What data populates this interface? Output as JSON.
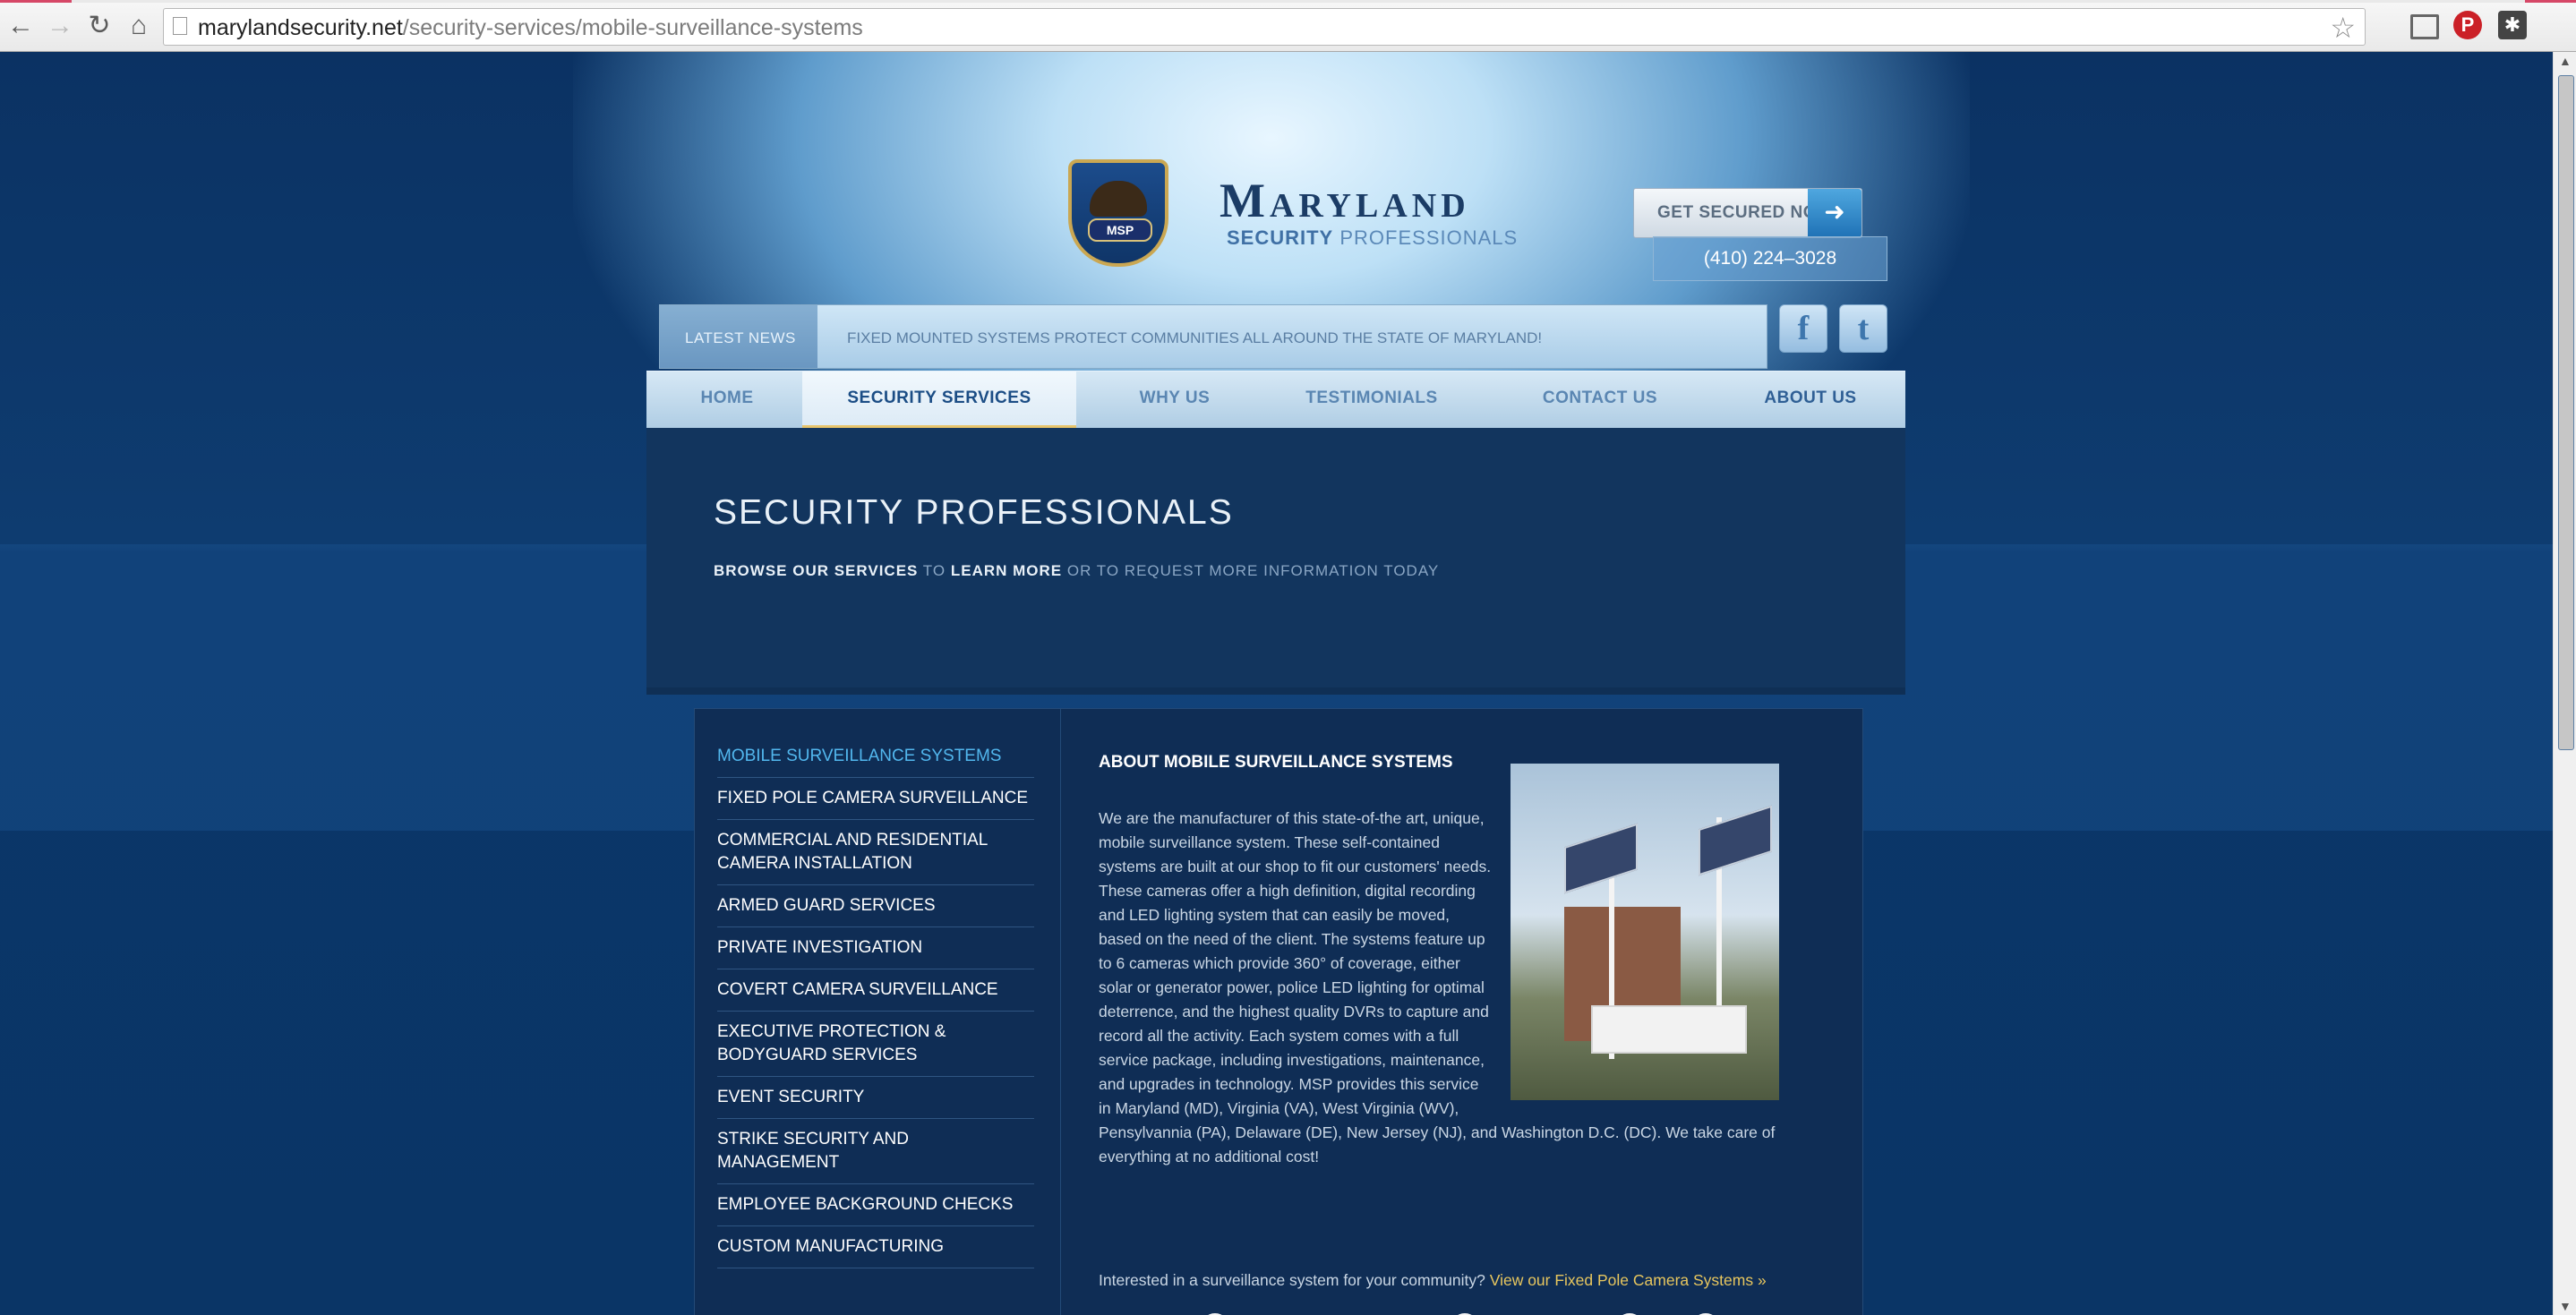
{
  "browser": {
    "url_domain": "marylandsecurity.net",
    "url_path": "/security-services/mobile-surveillance-systems"
  },
  "header": {
    "brand_name": "Maryland",
    "brand_sub_bold": "SECURITY",
    "brand_sub_rest": " PROFESSIONALS",
    "badge_text": "MSP",
    "cta_label": "GET SECURED NOW",
    "phone": "(410) 224–3028"
  },
  "news": {
    "tag": "LATEST NEWS",
    "message": "FIXED MOUNTED SYSTEMS PROTECT COMMUNITIES ALL AROUND THE STATE OF MARYLAND!"
  },
  "social": {
    "facebook": "f",
    "twitter": "t"
  },
  "nav": {
    "home": "HOME",
    "security_services": "SECURITY SERVICES",
    "why_us": "WHY US",
    "testimonials": "TESTIMONIALS",
    "contact_us": "CONTACT US",
    "about_us": "ABOUT US"
  },
  "hero": {
    "title": "SECURITY PROFESSIONALS",
    "sub_1": "BROWSE OUR SERVICES",
    "sub_2": " TO ",
    "sub_3": "LEARN MORE",
    "sub_4": " OR TO REQUEST MORE INFORMATION TODAY"
  },
  "sidebar": {
    "items": [
      "MOBILE SURVEILLANCE SYSTEMS",
      "FIXED POLE CAMERA SURVEILLANCE",
      "COMMERCIAL AND RESIDENTIAL CAMERA INSTALLATION",
      "ARMED GUARD SERVICES",
      "PRIVATE INVESTIGATION",
      "COVERT CAMERA SURVEILLANCE",
      "EXECUTIVE PROTECTION & BODYGUARD SERVICES",
      "EVENT SECURITY",
      "STRIKE SECURITY AND MANAGEMENT",
      "EMPLOYEE BACKGROUND CHECKS",
      "CUSTOM MANUFACTURING"
    ]
  },
  "main": {
    "title": "ABOUT MOBILE SURVEILLANCE SYSTEMS",
    "body": "We are the manufacturer of this state-of-the art, unique, mobile surveillance system. These self-contained systems are built at our shop to fit our customers' needs. These cameras offer a high definition, digital recording and LED lighting system that can easily be moved, based on the need of the client. The systems feature up to 6 cameras which provide 360° of coverage, either solar or generator power, police LED lighting for optimal deterrence, and the highest quality DVRs to capture and record all the activity. Each system comes with a full service package, including investigations, maintenance, and upgrades in technology. MSP provides this service in Maryland (MD), Virginia (VA), West Virginia (WV), Pensylvannia (PA), Delaware (DE), New Jersey (NJ), and Washington D.C. (DC).  We take care of everything at no additional cost!",
    "interest_text": "Interested in a surveillance system for your community? ",
    "interest_link": "View our Fixed Pole Camera Systems »"
  },
  "colors": {
    "page_bg": "#0c3766",
    "accent_link": "#52b7ee",
    "gold_link": "#e7c65e",
    "nav_active_underline": "#e7c46b"
  },
  "icons": [
    "back-arrow-icon",
    "forward-arrow-icon",
    "reload-icon",
    "home-icon",
    "star-icon",
    "cast-icon",
    "pinterest-icon",
    "extension-icon",
    "arrow-right-icon",
    "magnifier-icon"
  ]
}
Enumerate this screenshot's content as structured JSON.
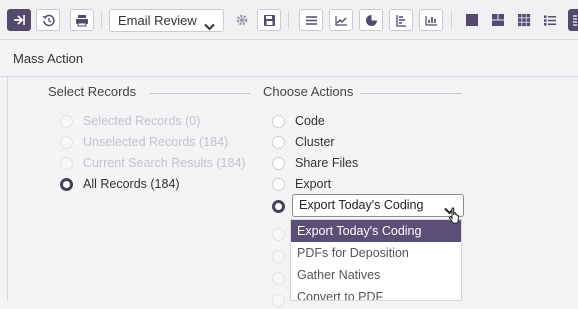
{
  "toolbar": {
    "view_select_value": "Email Review",
    "buttons": [
      {
        "name": "navigate-arrow-icon",
        "active": true
      },
      {
        "name": "history-icon"
      },
      {
        "name": "print-icon"
      },
      {
        "name": "gear-icon"
      },
      {
        "name": "save-icon"
      },
      {
        "name": "list-view-icon"
      },
      {
        "name": "line-chart-icon"
      },
      {
        "name": "pie-chart-icon"
      },
      {
        "name": "report-icon"
      },
      {
        "name": "bar-chart-icon"
      },
      {
        "name": "single-pane-icon"
      },
      {
        "name": "two-pane-icon"
      },
      {
        "name": "grid-pane-icon"
      },
      {
        "name": "bullet-list-icon"
      }
    ]
  },
  "panel": {
    "title": "Mass Action",
    "select_records": {
      "legend": "Select Records",
      "options": [
        {
          "label": "Selected Records (0)",
          "disabled": true,
          "checked": false
        },
        {
          "label": "Unselected Records (184)",
          "disabled": true,
          "checked": false
        },
        {
          "label": "Current Search Results (184)",
          "disabled": true,
          "checked": false
        },
        {
          "label": "All Records (184)",
          "disabled": false,
          "checked": true
        }
      ]
    },
    "choose_actions": {
      "legend": "Choose Actions",
      "options": [
        {
          "label": "Code"
        },
        {
          "label": "Cluster"
        },
        {
          "label": "Share Files"
        },
        {
          "label": "Export"
        }
      ],
      "export_select_value": "Export Today's Coding",
      "dropdown_items": [
        "Export Today's Coding",
        "PDFs for Deposition",
        "Gather Natives",
        "Convert to PDF"
      ]
    }
  },
  "colors": {
    "accent": "#5b4f78",
    "dark_accent": "#54496e"
  }
}
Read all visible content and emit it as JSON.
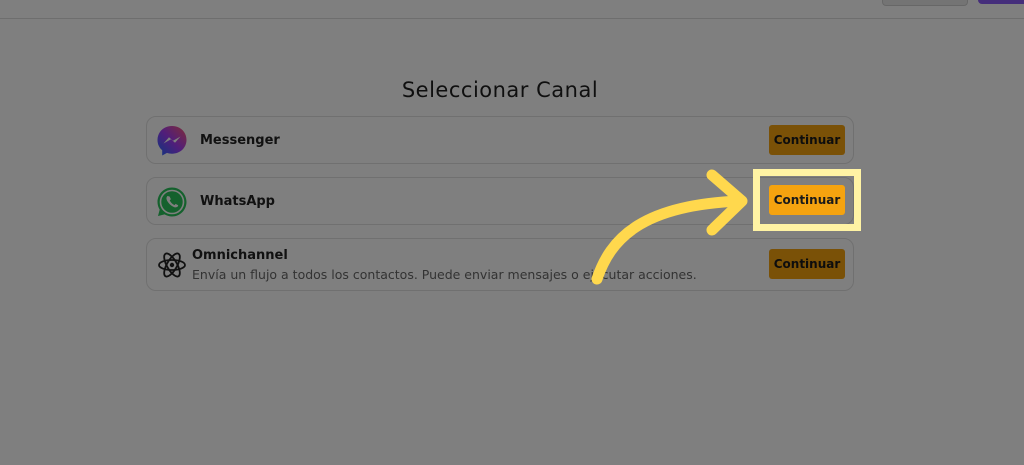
{
  "page": {
    "title": "Seleccionar Canal"
  },
  "channels": [
    {
      "name": "Messenger",
      "description": "",
      "icon": "messenger-icon",
      "button_label": "Continuar"
    },
    {
      "name": "WhatsApp",
      "description": "",
      "icon": "whatsapp-icon",
      "button_label": "Continuar"
    },
    {
      "name": "Omnichannel",
      "description": "Envía un flujo a todos los contactos. Puede enviar mensajes o ejecutar acciones.",
      "icon": "atom-icon",
      "button_label": "Continuar"
    }
  ],
  "colors": {
    "accent": "#f5a30f",
    "highlight": "#fff3a4",
    "arrow": "#ffd84d",
    "overlay": "rgba(0,0,0,0.5)"
  }
}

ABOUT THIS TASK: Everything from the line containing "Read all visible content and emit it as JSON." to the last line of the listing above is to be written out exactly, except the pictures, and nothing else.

EXERCISE SOLUTION:
Read all visible content and emit it as JSON.
{
  "page": {
    "title": "Seleccionar Canal"
  },
  "channels": [
    {
      "name": "Messenger",
      "description": "",
      "icon": "messenger-icon",
      "button_label": "Continuar"
    },
    {
      "name": "WhatsApp",
      "description": "",
      "icon": "whatsapp-icon",
      "button_label": "Continuar"
    },
    {
      "name": "Omnichannel",
      "description": "Envía un flujo a todos los contactos. Puede enviar mensajes o ejecutar acciones.",
      "icon": "atom-icon",
      "button_label": "Continuar"
    }
  ],
  "colors": {
    "accent": "#f5a30f",
    "highlight": "#fff3a4",
    "arrow": "#ffd84d",
    "overlay": "rgba(0,0,0,0.5)"
  }
}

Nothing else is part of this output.